Poster session II Clinical obstetrics, diabetes, labor, medical-surgical-disease, physiology/endocrinology, prematurity: Abstracts 237 - 386| Volume 208, ISSUE 1, SUPPLEMENT , S125, January 01, 2013

274: Association of the Pro12Ala polymorphism of PPARγ2 with mild gestational hyperglycemia and gestational diabetes


      To determine the prevalence of the Pro12Ala polymorphism in pregnant women with normoglycemia, mild gestational hyperglycemia, and gestational diabetes (GDM).

      Study Design

      Diagnosis of GDM was made using the 100g oral glucose tolerance test according to the ADA criteria. Gestational hyperglycemia was diagnosed using the glycemic profile test, during which a standardized 2,840 calorie diet is administered across five meals, with measurement of glucose levels fasting and two hours following each meal. Mild gestational hyperglycemia was diagnosed with one or more abnormal values of fasting glucose >90 mg/dL or postprandial glucose >130 mg/dL. Genotyping for the Pro12Ala allele was performed on DNA from maternal serum samples by the RFLP method using the BstU1 restriction endonuclease. Patients were classified as Pro/Pro homozygotes (single 244 base pair (bp) segment), Pro/Ala heterozygotes (244, 223, and 21 bp segments), or Ala/Ala homozygotes (223 and 21 bp segments). Genotype frequencies were compared between groups using the Chi-Square test with p<0.05 for statistical significance.


      One hundred fifty-one pregnant women were included in the study. Fifty-four women were normoglycemic, 32 had mild gestational hyperglycemia, and 65 were classified as GDM. There were no Ala/Ala homozygotes in any group. The frequency of Pro/Ala heterozygotes was significantly lower in women with mild gestational hyperglycemia relative to normoglycemic women (9.4% vs. 17.3%, p<0.05), and in women with GDM relative to normoglycemic women (10.9% vs. 17.3%, p<0.05). The frequency of heterozygotes did not differ between patients with mild gestational hyperglycemia and GDM.

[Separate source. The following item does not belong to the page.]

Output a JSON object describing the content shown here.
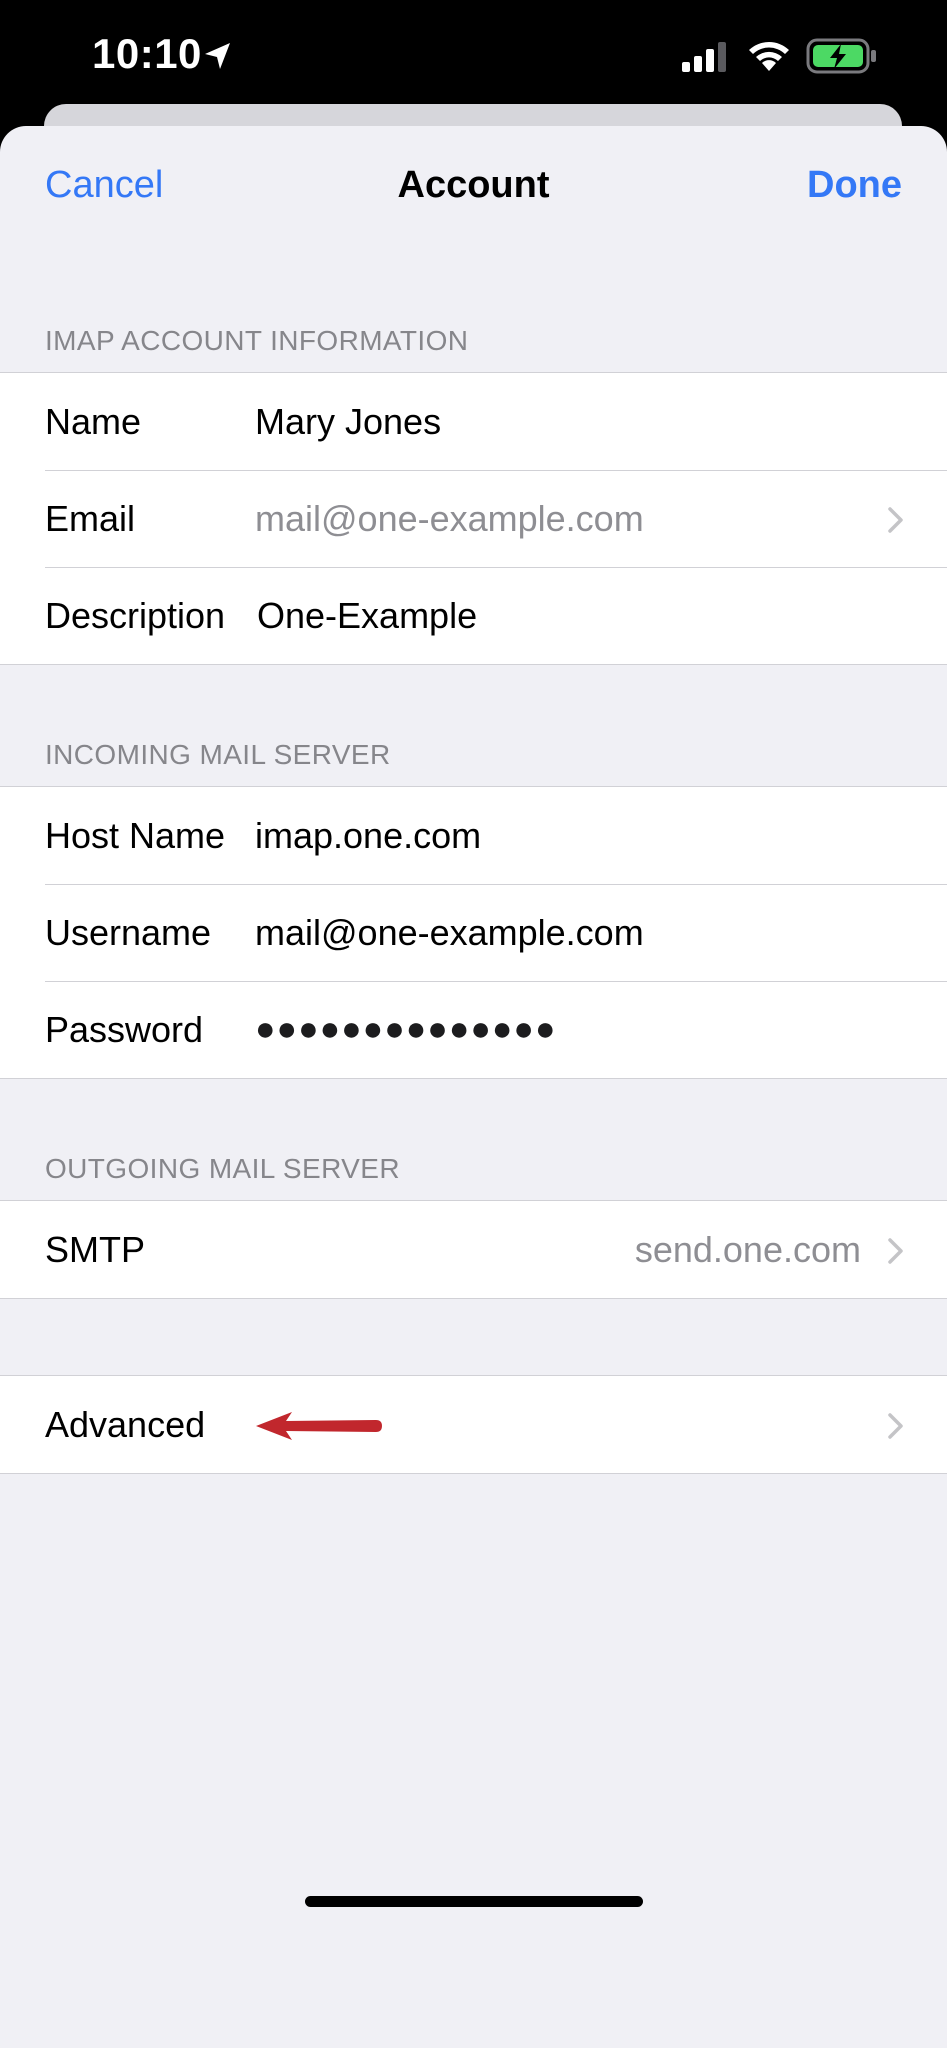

      The prevalence of Pro12Ala was higher among normoglycemic women, suggesting that this polymorphism may be protective against hyperglycemia in pregnancy. Further investigation is needed to elucidate the effect of this polymorphism on adverse maternal and neonatal outcomes associated with these conditions.